Dataset rows describing interfaces
▽

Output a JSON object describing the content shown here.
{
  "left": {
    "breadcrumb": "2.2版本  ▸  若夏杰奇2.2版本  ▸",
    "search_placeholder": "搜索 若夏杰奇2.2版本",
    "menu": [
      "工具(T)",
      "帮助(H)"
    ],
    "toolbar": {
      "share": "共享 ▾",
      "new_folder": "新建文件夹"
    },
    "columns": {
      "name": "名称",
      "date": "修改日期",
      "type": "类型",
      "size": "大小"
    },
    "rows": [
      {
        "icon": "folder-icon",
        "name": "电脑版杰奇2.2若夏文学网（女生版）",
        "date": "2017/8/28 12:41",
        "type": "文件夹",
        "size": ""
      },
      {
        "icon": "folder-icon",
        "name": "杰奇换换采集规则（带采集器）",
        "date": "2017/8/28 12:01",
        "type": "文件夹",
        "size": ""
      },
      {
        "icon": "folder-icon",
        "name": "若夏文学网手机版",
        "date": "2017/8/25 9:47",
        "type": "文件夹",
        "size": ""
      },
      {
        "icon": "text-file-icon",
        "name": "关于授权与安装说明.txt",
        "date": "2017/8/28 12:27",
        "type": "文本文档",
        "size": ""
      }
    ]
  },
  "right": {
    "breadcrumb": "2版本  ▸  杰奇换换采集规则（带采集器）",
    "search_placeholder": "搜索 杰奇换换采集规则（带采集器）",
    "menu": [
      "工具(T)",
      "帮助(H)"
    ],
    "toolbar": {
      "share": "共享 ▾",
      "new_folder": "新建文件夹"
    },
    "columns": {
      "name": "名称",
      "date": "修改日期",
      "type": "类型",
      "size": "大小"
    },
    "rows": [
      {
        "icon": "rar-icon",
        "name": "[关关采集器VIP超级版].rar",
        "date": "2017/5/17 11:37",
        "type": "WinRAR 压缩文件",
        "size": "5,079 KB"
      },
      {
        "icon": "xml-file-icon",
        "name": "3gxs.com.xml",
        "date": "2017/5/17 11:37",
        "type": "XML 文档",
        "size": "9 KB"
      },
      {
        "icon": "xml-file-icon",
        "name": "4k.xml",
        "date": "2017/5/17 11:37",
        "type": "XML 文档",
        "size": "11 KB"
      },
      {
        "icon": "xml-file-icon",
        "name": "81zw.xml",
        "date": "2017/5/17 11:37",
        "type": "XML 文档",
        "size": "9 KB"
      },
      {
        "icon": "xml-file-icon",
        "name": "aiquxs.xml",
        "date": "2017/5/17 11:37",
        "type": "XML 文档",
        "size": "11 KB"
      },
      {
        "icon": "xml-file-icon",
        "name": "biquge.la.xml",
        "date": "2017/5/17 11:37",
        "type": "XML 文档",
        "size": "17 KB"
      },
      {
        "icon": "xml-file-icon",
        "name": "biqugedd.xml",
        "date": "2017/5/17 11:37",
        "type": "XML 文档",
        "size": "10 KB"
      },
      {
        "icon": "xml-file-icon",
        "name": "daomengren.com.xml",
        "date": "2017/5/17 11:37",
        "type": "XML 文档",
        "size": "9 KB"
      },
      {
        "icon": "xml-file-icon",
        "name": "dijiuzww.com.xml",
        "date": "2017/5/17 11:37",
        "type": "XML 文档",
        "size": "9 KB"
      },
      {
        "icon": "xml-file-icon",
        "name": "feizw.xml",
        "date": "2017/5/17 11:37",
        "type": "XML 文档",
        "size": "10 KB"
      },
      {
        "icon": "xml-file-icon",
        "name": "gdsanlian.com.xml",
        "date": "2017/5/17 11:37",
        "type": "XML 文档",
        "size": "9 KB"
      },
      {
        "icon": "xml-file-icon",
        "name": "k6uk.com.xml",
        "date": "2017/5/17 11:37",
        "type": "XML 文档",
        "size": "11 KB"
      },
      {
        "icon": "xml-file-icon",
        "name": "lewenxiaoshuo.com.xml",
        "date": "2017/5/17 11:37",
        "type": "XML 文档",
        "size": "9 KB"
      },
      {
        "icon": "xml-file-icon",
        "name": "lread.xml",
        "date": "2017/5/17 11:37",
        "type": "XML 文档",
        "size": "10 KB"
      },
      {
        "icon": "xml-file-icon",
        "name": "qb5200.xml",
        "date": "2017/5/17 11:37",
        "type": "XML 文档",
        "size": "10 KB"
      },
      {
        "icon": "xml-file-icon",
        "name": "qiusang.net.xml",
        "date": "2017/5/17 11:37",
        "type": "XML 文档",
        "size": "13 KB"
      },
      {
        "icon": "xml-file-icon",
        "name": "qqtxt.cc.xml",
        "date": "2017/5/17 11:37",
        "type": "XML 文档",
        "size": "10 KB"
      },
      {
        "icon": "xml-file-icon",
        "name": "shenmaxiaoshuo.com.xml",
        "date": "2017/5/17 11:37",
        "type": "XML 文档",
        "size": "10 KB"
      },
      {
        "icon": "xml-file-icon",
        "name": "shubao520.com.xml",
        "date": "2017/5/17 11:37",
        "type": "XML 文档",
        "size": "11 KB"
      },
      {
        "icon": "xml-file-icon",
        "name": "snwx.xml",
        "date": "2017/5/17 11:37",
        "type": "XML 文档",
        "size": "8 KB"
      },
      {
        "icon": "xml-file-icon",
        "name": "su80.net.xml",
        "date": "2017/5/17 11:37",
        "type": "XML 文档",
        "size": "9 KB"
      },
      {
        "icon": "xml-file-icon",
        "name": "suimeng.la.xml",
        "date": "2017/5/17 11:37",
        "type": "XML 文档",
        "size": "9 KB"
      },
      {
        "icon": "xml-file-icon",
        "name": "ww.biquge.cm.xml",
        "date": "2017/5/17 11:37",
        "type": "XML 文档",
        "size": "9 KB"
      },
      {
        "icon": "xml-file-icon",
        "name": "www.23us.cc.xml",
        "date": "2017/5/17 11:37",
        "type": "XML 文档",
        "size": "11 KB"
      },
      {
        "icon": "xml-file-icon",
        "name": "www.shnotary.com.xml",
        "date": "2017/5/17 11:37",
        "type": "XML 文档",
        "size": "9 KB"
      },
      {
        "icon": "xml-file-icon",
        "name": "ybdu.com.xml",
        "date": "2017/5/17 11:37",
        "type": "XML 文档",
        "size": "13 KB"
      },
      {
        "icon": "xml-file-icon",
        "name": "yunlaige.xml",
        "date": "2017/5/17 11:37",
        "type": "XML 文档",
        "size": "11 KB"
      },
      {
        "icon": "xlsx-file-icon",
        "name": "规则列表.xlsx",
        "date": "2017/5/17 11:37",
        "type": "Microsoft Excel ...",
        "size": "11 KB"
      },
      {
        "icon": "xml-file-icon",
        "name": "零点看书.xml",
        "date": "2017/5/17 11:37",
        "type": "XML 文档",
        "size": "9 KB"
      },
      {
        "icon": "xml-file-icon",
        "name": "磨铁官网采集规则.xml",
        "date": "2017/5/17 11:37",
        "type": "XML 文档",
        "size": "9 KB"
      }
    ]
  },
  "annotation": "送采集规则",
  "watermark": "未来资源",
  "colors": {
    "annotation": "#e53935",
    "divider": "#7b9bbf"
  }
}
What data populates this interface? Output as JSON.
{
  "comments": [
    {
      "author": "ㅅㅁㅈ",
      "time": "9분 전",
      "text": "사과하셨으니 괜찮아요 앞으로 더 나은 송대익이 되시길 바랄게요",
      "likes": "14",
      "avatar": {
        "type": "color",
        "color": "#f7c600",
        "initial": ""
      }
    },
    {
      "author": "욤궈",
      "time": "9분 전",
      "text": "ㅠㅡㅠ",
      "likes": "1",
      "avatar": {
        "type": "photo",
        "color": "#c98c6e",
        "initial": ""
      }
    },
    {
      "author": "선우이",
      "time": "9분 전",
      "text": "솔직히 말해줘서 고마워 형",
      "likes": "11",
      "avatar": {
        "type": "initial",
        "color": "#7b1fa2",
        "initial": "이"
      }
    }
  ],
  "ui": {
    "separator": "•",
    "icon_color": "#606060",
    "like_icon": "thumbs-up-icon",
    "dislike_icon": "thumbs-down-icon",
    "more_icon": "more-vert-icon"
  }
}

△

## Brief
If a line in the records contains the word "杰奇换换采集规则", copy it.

## Solution
        "name": "杰奇换换采集规则（带采集器）",
    "breadcrumb": "2版本  ▸  杰奇换换采集规则（带采集器）",
    "search_placeholder": "搜索 杰奇换换采集规则（带采集器）",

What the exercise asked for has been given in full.